- TASK GOAL: The listing below should be written out again word for word, please.

- RAW DATA:
┄┄┄┄┄┄┄┄┄┄

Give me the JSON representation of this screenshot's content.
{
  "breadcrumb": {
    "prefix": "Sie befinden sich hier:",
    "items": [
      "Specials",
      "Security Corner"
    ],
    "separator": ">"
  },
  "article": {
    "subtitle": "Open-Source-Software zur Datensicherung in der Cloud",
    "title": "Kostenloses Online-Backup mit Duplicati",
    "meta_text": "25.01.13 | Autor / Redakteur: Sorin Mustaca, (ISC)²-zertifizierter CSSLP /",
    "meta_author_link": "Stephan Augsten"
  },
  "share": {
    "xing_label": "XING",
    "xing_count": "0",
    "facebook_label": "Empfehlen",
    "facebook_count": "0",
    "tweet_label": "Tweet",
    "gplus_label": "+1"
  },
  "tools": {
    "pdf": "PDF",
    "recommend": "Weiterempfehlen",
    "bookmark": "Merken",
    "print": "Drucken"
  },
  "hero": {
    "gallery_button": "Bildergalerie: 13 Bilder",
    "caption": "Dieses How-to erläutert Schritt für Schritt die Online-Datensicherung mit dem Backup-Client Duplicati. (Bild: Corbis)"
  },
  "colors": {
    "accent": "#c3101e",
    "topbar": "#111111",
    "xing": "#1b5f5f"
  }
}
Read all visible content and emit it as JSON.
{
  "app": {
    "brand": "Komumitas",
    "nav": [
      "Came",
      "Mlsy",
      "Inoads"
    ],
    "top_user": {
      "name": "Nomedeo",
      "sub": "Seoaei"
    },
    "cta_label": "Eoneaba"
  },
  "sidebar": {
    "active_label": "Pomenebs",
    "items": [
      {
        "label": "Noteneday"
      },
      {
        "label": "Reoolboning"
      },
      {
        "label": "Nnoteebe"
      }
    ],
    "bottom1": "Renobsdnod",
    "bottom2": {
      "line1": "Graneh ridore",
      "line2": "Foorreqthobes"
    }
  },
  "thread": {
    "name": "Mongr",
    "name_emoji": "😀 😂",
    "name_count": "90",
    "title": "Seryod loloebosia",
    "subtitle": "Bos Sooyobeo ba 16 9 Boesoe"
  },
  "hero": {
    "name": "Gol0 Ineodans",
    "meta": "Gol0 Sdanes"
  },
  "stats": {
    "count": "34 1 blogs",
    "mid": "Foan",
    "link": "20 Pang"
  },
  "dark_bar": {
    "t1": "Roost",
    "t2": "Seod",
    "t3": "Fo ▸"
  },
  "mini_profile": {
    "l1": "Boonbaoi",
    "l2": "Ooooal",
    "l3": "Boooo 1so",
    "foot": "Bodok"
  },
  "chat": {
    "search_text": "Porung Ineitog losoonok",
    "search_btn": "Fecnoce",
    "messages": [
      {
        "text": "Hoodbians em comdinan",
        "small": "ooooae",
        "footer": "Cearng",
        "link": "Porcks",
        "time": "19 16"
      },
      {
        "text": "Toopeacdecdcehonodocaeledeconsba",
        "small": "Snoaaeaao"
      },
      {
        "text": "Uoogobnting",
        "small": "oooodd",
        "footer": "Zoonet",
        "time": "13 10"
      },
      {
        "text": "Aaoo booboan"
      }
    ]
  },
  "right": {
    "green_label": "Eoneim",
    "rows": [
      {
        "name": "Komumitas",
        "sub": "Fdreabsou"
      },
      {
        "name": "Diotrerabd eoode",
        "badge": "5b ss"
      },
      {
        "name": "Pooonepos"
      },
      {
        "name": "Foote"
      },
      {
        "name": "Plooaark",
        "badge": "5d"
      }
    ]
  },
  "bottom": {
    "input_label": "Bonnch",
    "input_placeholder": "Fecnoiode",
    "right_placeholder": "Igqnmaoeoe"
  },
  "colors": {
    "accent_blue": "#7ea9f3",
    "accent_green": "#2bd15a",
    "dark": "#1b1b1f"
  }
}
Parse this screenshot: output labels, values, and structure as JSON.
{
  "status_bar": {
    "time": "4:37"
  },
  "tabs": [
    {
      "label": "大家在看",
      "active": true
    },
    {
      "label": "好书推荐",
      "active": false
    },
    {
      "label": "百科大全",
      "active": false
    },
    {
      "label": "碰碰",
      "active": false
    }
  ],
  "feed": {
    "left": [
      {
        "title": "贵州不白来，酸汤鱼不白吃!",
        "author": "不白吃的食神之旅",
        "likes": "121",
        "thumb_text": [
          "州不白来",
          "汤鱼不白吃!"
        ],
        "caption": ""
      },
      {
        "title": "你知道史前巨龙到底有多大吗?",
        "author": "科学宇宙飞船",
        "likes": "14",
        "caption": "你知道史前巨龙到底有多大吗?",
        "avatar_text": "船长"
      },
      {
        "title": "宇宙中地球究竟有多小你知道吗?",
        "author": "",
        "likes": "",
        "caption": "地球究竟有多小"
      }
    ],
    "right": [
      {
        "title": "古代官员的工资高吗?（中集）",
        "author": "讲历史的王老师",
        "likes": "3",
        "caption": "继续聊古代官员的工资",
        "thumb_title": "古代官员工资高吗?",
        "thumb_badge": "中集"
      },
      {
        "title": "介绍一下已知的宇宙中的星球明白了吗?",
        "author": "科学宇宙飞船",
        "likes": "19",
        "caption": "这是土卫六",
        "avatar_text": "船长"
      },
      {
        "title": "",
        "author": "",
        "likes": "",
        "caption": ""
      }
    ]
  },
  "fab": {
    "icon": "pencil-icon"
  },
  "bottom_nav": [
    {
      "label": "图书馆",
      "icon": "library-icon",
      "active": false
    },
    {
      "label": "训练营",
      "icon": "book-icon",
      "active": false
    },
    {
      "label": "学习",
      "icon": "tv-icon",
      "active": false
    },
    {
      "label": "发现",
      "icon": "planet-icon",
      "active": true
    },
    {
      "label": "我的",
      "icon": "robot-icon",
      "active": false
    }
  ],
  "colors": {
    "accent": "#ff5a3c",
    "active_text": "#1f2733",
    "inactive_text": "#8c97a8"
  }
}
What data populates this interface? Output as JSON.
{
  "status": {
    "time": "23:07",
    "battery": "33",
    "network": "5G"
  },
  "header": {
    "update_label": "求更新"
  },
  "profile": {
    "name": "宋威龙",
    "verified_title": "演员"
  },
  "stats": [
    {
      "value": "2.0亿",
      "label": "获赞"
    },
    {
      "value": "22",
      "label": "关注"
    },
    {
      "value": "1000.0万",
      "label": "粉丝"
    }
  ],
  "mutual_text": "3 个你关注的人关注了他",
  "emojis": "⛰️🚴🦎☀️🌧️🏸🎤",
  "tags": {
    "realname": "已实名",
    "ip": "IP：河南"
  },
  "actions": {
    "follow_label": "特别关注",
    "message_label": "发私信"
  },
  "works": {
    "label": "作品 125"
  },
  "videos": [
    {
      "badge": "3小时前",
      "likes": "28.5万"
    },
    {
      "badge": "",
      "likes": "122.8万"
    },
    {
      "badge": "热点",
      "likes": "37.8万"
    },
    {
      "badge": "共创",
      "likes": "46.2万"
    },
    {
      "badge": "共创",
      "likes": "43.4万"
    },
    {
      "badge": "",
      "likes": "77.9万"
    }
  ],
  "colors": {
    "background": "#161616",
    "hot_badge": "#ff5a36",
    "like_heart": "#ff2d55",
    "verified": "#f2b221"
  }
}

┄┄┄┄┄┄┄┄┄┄

- PROBLEM SOLUTION:
Give me the JSON representation of this screenshot's content.
{
  "breadcrumb": {
    "prefix": "Sie befinden sich hier:",
    "items": [
      "Specials",
      "Security Corner"
    ],
    "separator": ">"
  },
  "article": {
    "subtitle": "Open-Source-Software zur Datensicherung in der Cloud",
    "title": "Kostenloses Online-Backup mit Duplicati",
    "meta_text": "25.01.13 | Autor / Redakteur: Sorin Mustaca, (ISC)²-zertifizierter CSSLP /",
    "meta_author_link": "Stephan Augsten"
  },
  "share": {
    "xing_label": "XING",
    "xing_count": "0",
    "facebook_label": "Empfehlen",
    "facebook_count": "0",
    "tweet_label": "Tweet",
    "gplus_label": "+1"
  },
  "tools": {
    "pdf": "PDF",
    "recommend": "Weiterempfehlen",
    "bookmark": "Merken",
    "print": "Drucken"
  },
  "hero": {
    "gallery_button": "Bildergalerie: 13 Bilder",
    "caption": "Dieses How-to erläutert Schritt für Schritt die Online-Datensicherung mit dem Backup-Client Duplicati. (Bild: Corbis)"
  },
  "colors": {
    "accent": "#c3101e",
    "topbar": "#111111",
    "xing": "#1b5f5f"
  }
}
Read all visible content and emit it as JSON.
{
  "app": {
    "brand": "Komumitas",
    "nav": [
      "Came",
      "Mlsy",
      "Inoads"
    ],
    "top_user": {
      "name": "Nomedeo",
      "sub": "Seoaei"
    },
    "cta_label": "Eoneaba"
  },
  "sidebar": {
    "active_label": "Pomenebs",
    "items": [
      {
        "label": "Noteneday"
      },
      {
        "label": "Reoolboning"
      },
      {
        "label": "Nnoteebe"
      }
    ],
    "bottom1": "Renobsdnod",
    "bottom2": {
      "line1": "Graneh ridore",
      "line2": "Foorreqthobes"
    }
  },
  "thread": {
    "name": "Mongr",
    "name_emoji": "😀 😂",
    "name_count": "90",
    "title": "Seryod loloebosia",
    "subtitle": "Bos Sooyobeo ba 16 9 Boesoe"
  },
  "hero": {
    "name": "Gol0 Ineodans",
    "meta": "Gol0 Sdanes"
  },
  "stats": {
    "count": "34 1 blogs",
    "mid": "Foan",
    "link": "20 Pang"
  },
  "dark_bar": {
    "t1": "Roost",
    "t2": "Seod",
    "t3": "Fo ▸"
  },
  "mini_profile": {
    "l1": "Boonbaoi",
    "l2": "Ooooal",
    "l3": "Boooo 1so",
    "foot": "Bodok"
  },
  "chat": {
    "search_text": "Porung Ineitog losoonok",
    "search_btn": "Fecnoce",
    "messages": [
      {
        "text": "Hoodbians em comdinan",
        "small": "ooooae",
        "footer": "Cearng",
        "link": "Porcks",
        "time": "19 16"
      },
      {
        "text": "Toopeacdecdcehonodocaeledeconsba",
        "small": "Snoaaeaao"
      },
      {
        "text": "Uoogobnting",
        "small": "oooodd",
        "footer": "Zoonet",
        "time": "13 10"
      },
      {
        "text": "Aaoo booboan"
      }
    ]
  },
  "right": {
    "green_label": "Eoneim",
    "rows": [
      {
        "name": "Komumitas",
        "sub": "Fdreabsou"
      },
      {
        "name": "Diotrerabd eoode",
        "badge": "5b ss"
      },
      {
        "name": "Pooonepos"
      },
      {
        "name": "Foote"
      },
      {
        "name": "Plooaark",
        "badge": "5d"
      }
    ]
  },
  "bottom": {
    "input_label": "Bonnch",
    "input_placeholder": "Fecnoiode",
    "right_placeholder": "Igqnmaoeoe"
  },
  "colors": {
    "accent_blue": "#7ea9f3",
    "accent_green": "#2bd15a",
    "dark": "#1b1b1f"
  }
}
Parse this screenshot: output labels, values, and structure as JSON.
{
  "status_bar": {
    "time": "4:37"
  },
  "tabs": [
    {
      "label": "大家在看",
      "active": true
    },
    {
      "label": "好书推荐",
      "active": false
    },
    {
      "label": "百科大全",
      "active": false
    },
    {
      "label": "碰碰",
      "active": false
    }
  ],
  "feed": {
    "left": [
      {
        "title": "贵州不白来，酸汤鱼不白吃!",
        "author": "不白吃的食神之旅",
        "likes": "121",
        "thumb_text": [
          "州不白来",
          "汤鱼不白吃!"
        ],
        "caption": ""
      },
      {
        "title": "你知道史前巨龙到底有多大吗?",
        "author": "科学宇宙飞船",
        "likes": "14",
        "caption": "你知道史前巨龙到底有多大吗?",
        "avatar_text": "船长"
      },
      {
        "title": "宇宙中地球究竟有多小你知道吗?",
        "author": "",
        "likes": "",
        "caption": "地球究竟有多小"
      }
    ],
    "right": [
      {
        "title": "古代官员的工资高吗?（中集）",
        "author": "讲历史的王老师",
        "likes": "3",
        "caption": "继续聊古代官员的工资",
        "thumb_title": "古代官员工资高吗?",
        "thumb_badge": "中集"
      },
      {
        "title": "介绍一下已知的宇宙中的星球明白了吗?",
        "author": "科学宇宙飞船",
        "likes": "19",
        "caption": "这是土卫六",
        "avatar_text": "船长"
      },
      {
        "title": "",
        "author": "",
        "likes": "",
        "caption": ""
      }
    ]
  },
  "fab": {
    "icon": "pencil-icon"
  },
  "bottom_nav": [
    {
      "label": "图书馆",
      "icon": "library-icon",
      "active": false
    },
    {
      "label": "训练营",
      "icon": "book-icon",
      "active": false
    },
    {
      "label": "学习",
      "icon": "tv-icon",
      "active": false
    },
    {
      "label": "发现",
      "icon": "planet-icon",
      "active": true
    },
    {
      "label": "我的",
      "icon": "robot-icon",
      "active": false
    }
  ],
  "colors": {
    "accent": "#ff5a3c",
    "active_text": "#1f2733",
    "inactive_text": "#8c97a8"
  }
}
What data populates this interface? Output as JSON.
{
  "status": {
    "time": "23:07",
    "battery": "33",
    "network": "5G"
  },
  "header": {
    "update_label": "求更新"
  },
  "profile": {
    "name": "宋威龙",
    "verified_title": "演员"
  },
  "stats": [
    {
      "value": "2.0亿",
      "label": "获赞"
    },
    {
      "value": "22",
      "label": "关注"
    },
    {
      "value": "1000.0万",
      "label": "粉丝"
    }
  ],
  "mutual_text": "3 个你关注的人关注了他",
  "emojis": "⛰️🚴🦎☀️🌧️🏸🎤",
  "tags": {
    "realname": "已实名",
    "ip": "IP：河南"
  },
  "actions": {
    "follow_label": "特别关注",
    "message_label": "发私信"
  },
  "works": {
    "label": "作品 125"
  },
  "videos": [
    {
      "badge": "3小时前",
      "likes": "28.5万"
    },
    {
      "badge": "",
      "likes": "122.8万"
    },
    {
      "badge": "热点",
      "likes": "37.8万"
    },
    {
      "badge": "共创",
      "likes": "46.2万"
    },
    {
      "badge": "共创",
      "likes": "43.4万"
    },
    {
      "badge": "",
      "likes": "77.9万"
    }
  ],
  "colors": {
    "background": "#161616",
    "hot_badge": "#ff5a36",
    "like_heart": "#ff2d55",
    "verified": "#f2b221"
  }
}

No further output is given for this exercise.